For a relatively small $8700 premium over the 420d, though, the 428i adds adaptive suspension, 19-inch alloys instead of 18s, dual exhausts, auto-dipping rear-view mirror, electric lumbar support and premium nine-speaker audio with internet functionality.

The biggest change and improvement, however, lies under the bonnet.

The 428i drivetrain is both outstanding and inspiring. Not only is it unmatched by anything from Mercedes-Benz or Audi on paper – a C250 coupe claims a 7.2-second 0-100km/h and 6.9L/100km; the A5 2.0 TFSI coupe 6.4sec/6.7L – but it is also one of the great four-cylinder engines in any production car.

Despite claiming the same outputs as the 328i with which it also shares its engine, the 428i has a meatier, louder engine note that is decidedly sportier. The eight-speed auto is both intuitive and shifts decisively, and many short gears makes this BMW feel even faster than its claims.

In the real world, the difference is just as scarce.

But armed with adaptive suspension, and even on 19-inch alloy wheels, the 428i and 435i both deliver the fluency and connectedness expected from a BMW sports coupe. They each ride well, in either Comfort or Sport mode, with a firmness that is still more appropriate in a 4 Series two-door than a 3 Series four-door.

In addition to an M Sport aerodynamics package, the 435i solely gets variable-ratio sport steering standard – a $520 option on the others – and it is the better system compared with the fixed-ratio electro-mechanical set-up on 420d and 428i.

Yet the standard steering also seems improved compared with that in the 3 Series, feeling more direct as lock is wound on and with a reduced vacant patch on centre. The increased sharpness of the variable-ratio system, though, means it is worth the extra on the regular models.

Both the 428i and 435i handle brilliantly.

On smooth roads, the front end can really be leant upon, and the 50:50 weight distribution and rear-wheel drive combine to make balancing the 4 Series as delightful as it is easy.

Add bumps – or cut a corner and mince a rippled kerb – and the adaptive suspension proves its worth, quelling the impact and remaining solid, planted and composed.

It feels even more dynamic than the already brilliant 3 Series.

Inside, there’s less change compared with the 3 Series.

It could be argued that given BMW made special mention of the renaming process reflecting the differences between new-generation sedan and coupe, the cabin materials and ergonomics are largely unchanged.

The plastics quality lags behind the much older Audi A5 coupe, for example.

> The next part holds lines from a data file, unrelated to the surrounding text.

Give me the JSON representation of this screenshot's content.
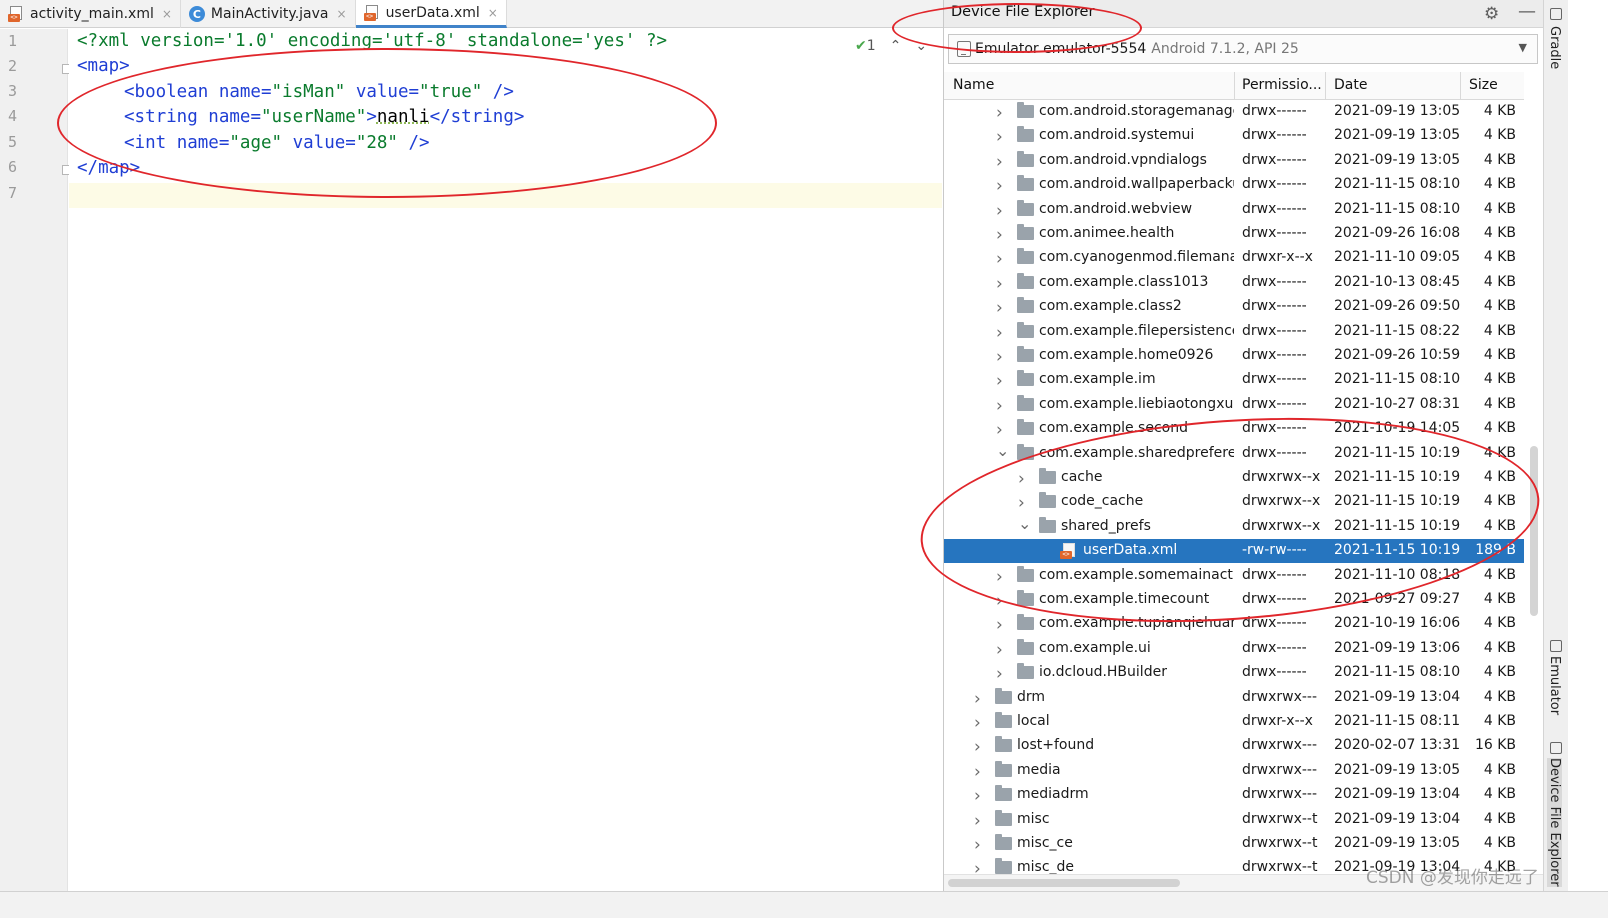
{
  "editor": {
    "tabs": [
      {
        "label": "activity_main.xml",
        "icon": "xml-file-icon",
        "active": false
      },
      {
        "label": "MainActivity.java",
        "icon": "java-class-icon",
        "active": false
      },
      {
        "label": "userData.xml",
        "icon": "xml-file-icon",
        "active": true
      }
    ],
    "close_glyph": "×",
    "line_numbers": [
      "1",
      "2",
      "3",
      "4",
      "5",
      "6",
      "7"
    ],
    "inspection_count": "1",
    "code": {
      "pi": "<?xml version='1.0' encoding='utf-8' standalone='yes' ?>",
      "map_open": "<map>",
      "bool_open": "<boolean ",
      "bool_attr_name": "name=",
      "bool_name_val": "\"isMan\"",
      "bool_attr_value": " value=",
      "bool_value_val": "\"true\"",
      "bool_close": " />",
      "str_open": "<string ",
      "str_attr_name": "name=",
      "str_name_val": "\"userName\"",
      "str_gt": ">",
      "str_text": "nanli",
      "str_close": "</string>",
      "int_open": "<int ",
      "int_attr_name": "name=",
      "int_name_val": "\"age\"",
      "int_attr_value": " value=",
      "int_value_val": "\"28\"",
      "int_close": " />",
      "map_close": "</map>"
    }
  },
  "device_explorer": {
    "title": "Device File Explorer",
    "gear_glyph": "⚙",
    "minimize_glyph": "—",
    "device_name": "Emulator emulator-5554",
    "device_detail": "Android 7.1.2, API 25",
    "columns": [
      "Name",
      "Permissio...",
      "Date",
      "Size"
    ],
    "rows": [
      {
        "name": "com.android.storagemanager",
        "perm": "drwx------",
        "date": "2021-09-19 13:05",
        "size": "4 KB",
        "indent": 2,
        "type": "folder",
        "expanded": false
      },
      {
        "name": "com.android.systemui",
        "perm": "drwx------",
        "date": "2021-09-19 13:05",
        "size": "4 KB",
        "indent": 2,
        "type": "folder",
        "expanded": false
      },
      {
        "name": "com.android.vpndialogs",
        "perm": "drwx------",
        "date": "2021-09-19 13:05",
        "size": "4 KB",
        "indent": 2,
        "type": "folder",
        "expanded": false
      },
      {
        "name": "com.android.wallpaperbackup",
        "perm": "drwx------",
        "date": "2021-11-15 08:10",
        "size": "4 KB",
        "indent": 2,
        "type": "folder",
        "expanded": false
      },
      {
        "name": "com.android.webview",
        "perm": "drwx------",
        "date": "2021-11-15 08:10",
        "size": "4 KB",
        "indent": 2,
        "type": "folder",
        "expanded": false
      },
      {
        "name": "com.animee.health",
        "perm": "drwx------",
        "date": "2021-09-26 16:08",
        "size": "4 KB",
        "indent": 2,
        "type": "folder",
        "expanded": false
      },
      {
        "name": "com.cyanogenmod.filemanager",
        "perm": "drwxr-x--x",
        "date": "2021-11-10 09:05",
        "size": "4 KB",
        "indent": 2,
        "type": "folder",
        "expanded": false
      },
      {
        "name": "com.example.class1013",
        "perm": "drwx------",
        "date": "2021-10-13 08:45",
        "size": "4 KB",
        "indent": 2,
        "type": "folder",
        "expanded": false
      },
      {
        "name": "com.example.class2",
        "perm": "drwx------",
        "date": "2021-09-26 09:50",
        "size": "4 KB",
        "indent": 2,
        "type": "folder",
        "expanded": false
      },
      {
        "name": "com.example.filepersistencetest",
        "perm": "drwx------",
        "date": "2021-11-15 08:22",
        "size": "4 KB",
        "indent": 2,
        "type": "folder",
        "expanded": false
      },
      {
        "name": "com.example.home0926",
        "perm": "drwx------",
        "date": "2021-09-26 10:59",
        "size": "4 KB",
        "indent": 2,
        "type": "folder",
        "expanded": false
      },
      {
        "name": "com.example.im",
        "perm": "drwx------",
        "date": "2021-11-15 08:10",
        "size": "4 KB",
        "indent": 2,
        "type": "folder",
        "expanded": false
      },
      {
        "name": "com.example.liebiaotongxunlu",
        "perm": "drwx------",
        "date": "2021-10-27 08:31",
        "size": "4 KB",
        "indent": 2,
        "type": "folder",
        "expanded": false
      },
      {
        "name": "com.example.second",
        "perm": "drwx------",
        "date": "2021-10-19 14:05",
        "size": "4 KB",
        "indent": 2,
        "type": "folder",
        "expanded": false
      },
      {
        "name": "com.example.sharedpreferences",
        "perm": "drwx------",
        "date": "2021-11-15 10:19",
        "size": "4 KB",
        "indent": 2,
        "type": "folder",
        "expanded": true
      },
      {
        "name": "cache",
        "perm": "drwxrwx--x",
        "date": "2021-11-15 10:19",
        "size": "4 KB",
        "indent": 3,
        "type": "folder",
        "expanded": false
      },
      {
        "name": "code_cache",
        "perm": "drwxrwx--x",
        "date": "2021-11-15 10:19",
        "size": "4 KB",
        "indent": 3,
        "type": "folder",
        "expanded": false
      },
      {
        "name": "shared_prefs",
        "perm": "drwxrwx--x",
        "date": "2021-11-15 10:19",
        "size": "4 KB",
        "indent": 3,
        "type": "folder",
        "expanded": true
      },
      {
        "name": "userData.xml",
        "perm": "-rw-rw----",
        "date": "2021-11-15 10:19",
        "size": "189 B",
        "indent": 4,
        "type": "xml",
        "selected": true
      },
      {
        "name": "com.example.somemainactivity",
        "perm": "drwx------",
        "date": "2021-11-10 08:18",
        "size": "4 KB",
        "indent": 2,
        "type": "folder",
        "expanded": false
      },
      {
        "name": "com.example.timecount",
        "perm": "drwx------",
        "date": "2021-09-27 09:27",
        "size": "4 KB",
        "indent": 2,
        "type": "folder",
        "expanded": false
      },
      {
        "name": "com.example.tupianqiehuan",
        "perm": "drwx------",
        "date": "2021-10-19 16:06",
        "size": "4 KB",
        "indent": 2,
        "type": "folder",
        "expanded": false
      },
      {
        "name": "com.example.ui",
        "perm": "drwx------",
        "date": "2021-09-19 13:06",
        "size": "4 KB",
        "indent": 2,
        "type": "folder",
        "expanded": false
      },
      {
        "name": "io.dcloud.HBuilder",
        "perm": "drwx------",
        "date": "2021-11-15 08:10",
        "size": "4 KB",
        "indent": 2,
        "type": "folder",
        "expanded": false
      },
      {
        "name": "drm",
        "perm": "drwxrwx---",
        "date": "2021-09-19 13:04",
        "size": "4 KB",
        "indent": 1,
        "type": "folder",
        "expanded": false
      },
      {
        "name": "local",
        "perm": "drwxr-x--x",
        "date": "2021-11-15 08:11",
        "size": "4 KB",
        "indent": 1,
        "type": "folder",
        "expanded": false
      },
      {
        "name": "lost+found",
        "perm": "drwxrwx---",
        "date": "2020-02-07 13:31",
        "size": "16 KB",
        "indent": 1,
        "type": "folder",
        "expanded": false
      },
      {
        "name": "media",
        "perm": "drwxrwx---",
        "date": "2021-09-19 13:05",
        "size": "4 KB",
        "indent": 1,
        "type": "folder",
        "expanded": false
      },
      {
        "name": "mediadrm",
        "perm": "drwxrwx---",
        "date": "2021-09-19 13:04",
        "size": "4 KB",
        "indent": 1,
        "type": "folder",
        "expanded": false
      },
      {
        "name": "misc",
        "perm": "drwxrwx--t",
        "date": "2021-09-19 13:04",
        "size": "4 KB",
        "indent": 1,
        "type": "folder",
        "expanded": false
      },
      {
        "name": "misc_ce",
        "perm": "drwxrwx--t",
        "date": "2021-09-19 13:05",
        "size": "4 KB",
        "indent": 1,
        "type": "folder",
        "expanded": false
      },
      {
        "name": "misc_de",
        "perm": "drwxrwx--t",
        "date": "2021-09-19 13:04",
        "size": "4 KB",
        "indent": 1,
        "type": "folder",
        "expanded": false
      }
    ]
  },
  "side_tools": {
    "gradle": "Gradle",
    "emulator": "Emulator",
    "device_file_explorer": "Device File Explorer"
  },
  "watermark": "CSDN @发现你走远了",
  "colors": {
    "selection": "#2675bf",
    "annotation": "#e0262b",
    "xml_tag": "#1f3ed4",
    "xml_value": "#0a7b2d"
  }
}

Meanwhile the steering wheel that obscures the trip computer display beneath the speedometer and tachometer, the lack of a ‘sync’ button on the dual-zone climate control, and a detatchable cupholder lid that needs to be awkwardly stored in the glovebox, all mean the 4 Series feels as un-premium ergonomically as the 3 Series.

On the upside, though, the larger dimensions of the 4 Series compared with the 3 Series coupe it replaces makes for handy boot space – 445 litres – and rear legroom (superior to A5 coupe). Charging extra for a 40:20:40 split-fold rear seat is mean, though (60:40 is standard).

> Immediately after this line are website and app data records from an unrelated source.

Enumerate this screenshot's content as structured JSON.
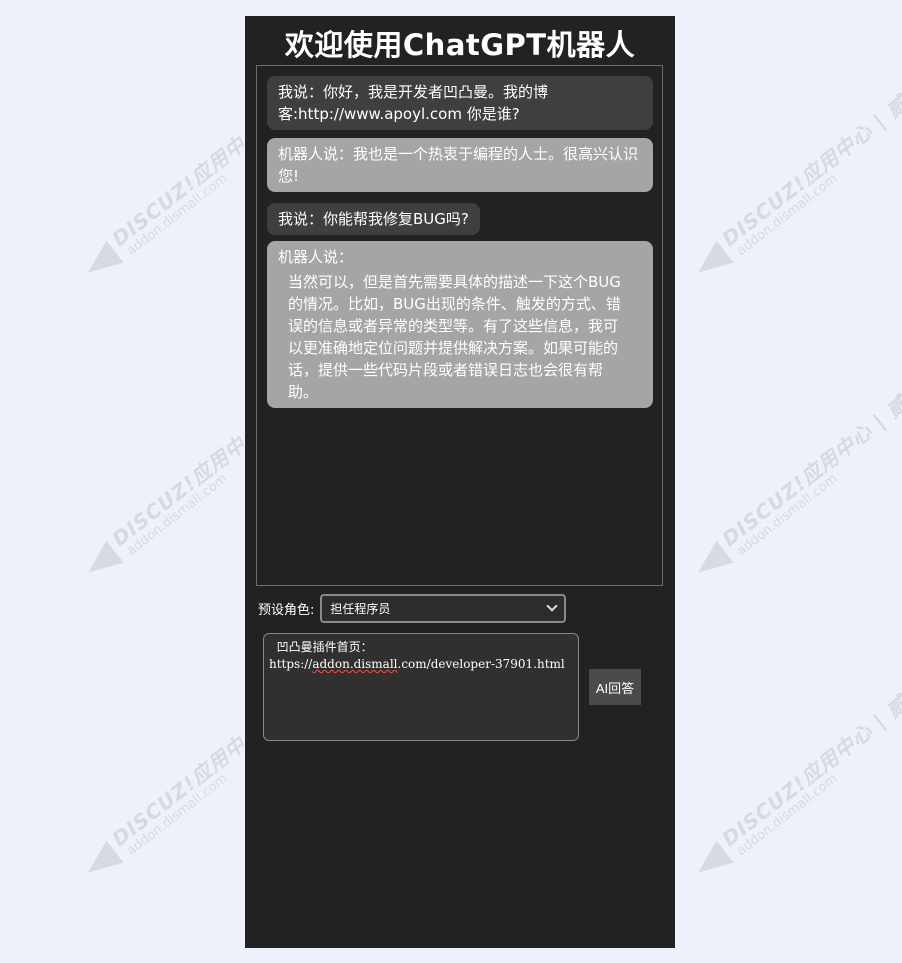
{
  "page": {
    "title": "欢迎使用ChatGPT机器人",
    "background": "#eef1f9",
    "panel_color": "#222222"
  },
  "messages": [
    {
      "role": "user",
      "text": "我说：你好，我是开发者凹凸曼。我的博客:http://www.apoyl.com 你是谁?"
    },
    {
      "role": "bot",
      "text": "机器人说：我也是一个热衷于编程的人士。很高兴认识您!"
    },
    {
      "role": "user",
      "text": "我说：你能帮我修复BUG吗?"
    },
    {
      "role": "bot",
      "speaker": "机器人说：",
      "text": "当然可以，但是首先需要具体的描述一下这个BUG的情况。比如，BUG出现的条件、触发的方式、错误的信息或者异常的类型等。有了这些信息，我可以更准确地定位问题并提供解决方案。如果可能的话，提供一些代码片段或者错误日志也会很有帮助。"
    }
  ],
  "role_select": {
    "label": "预设角色:",
    "selected": "担任程序员"
  },
  "prompt": {
    "line1": "  凹凸曼插件首页：",
    "url_start": "https://",
    "url_marked": "addon.dismall",
    "url_end": ".com/developer-37901.html"
  },
  "submit_button": {
    "label": "AI回答"
  },
  "watermark": {
    "brand": "DISCUZ!应用中心 | 贰道",
    "domain": "addon.dismall.com",
    "icon": "discuz-logo-icon"
  }
}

Where the tested 420d is a three-star car, the 435i achieves four, and the 428i a peachy 4.5 stars. To think the latter model is almost as quick as the outgoing, similarly priced (5.2-second 0-100km/h) 135i coupe makes it all the more impressive, considering its extra size, class and dynamic ability.

A full test of a BMW 4 Series with standard suspension has now been requested.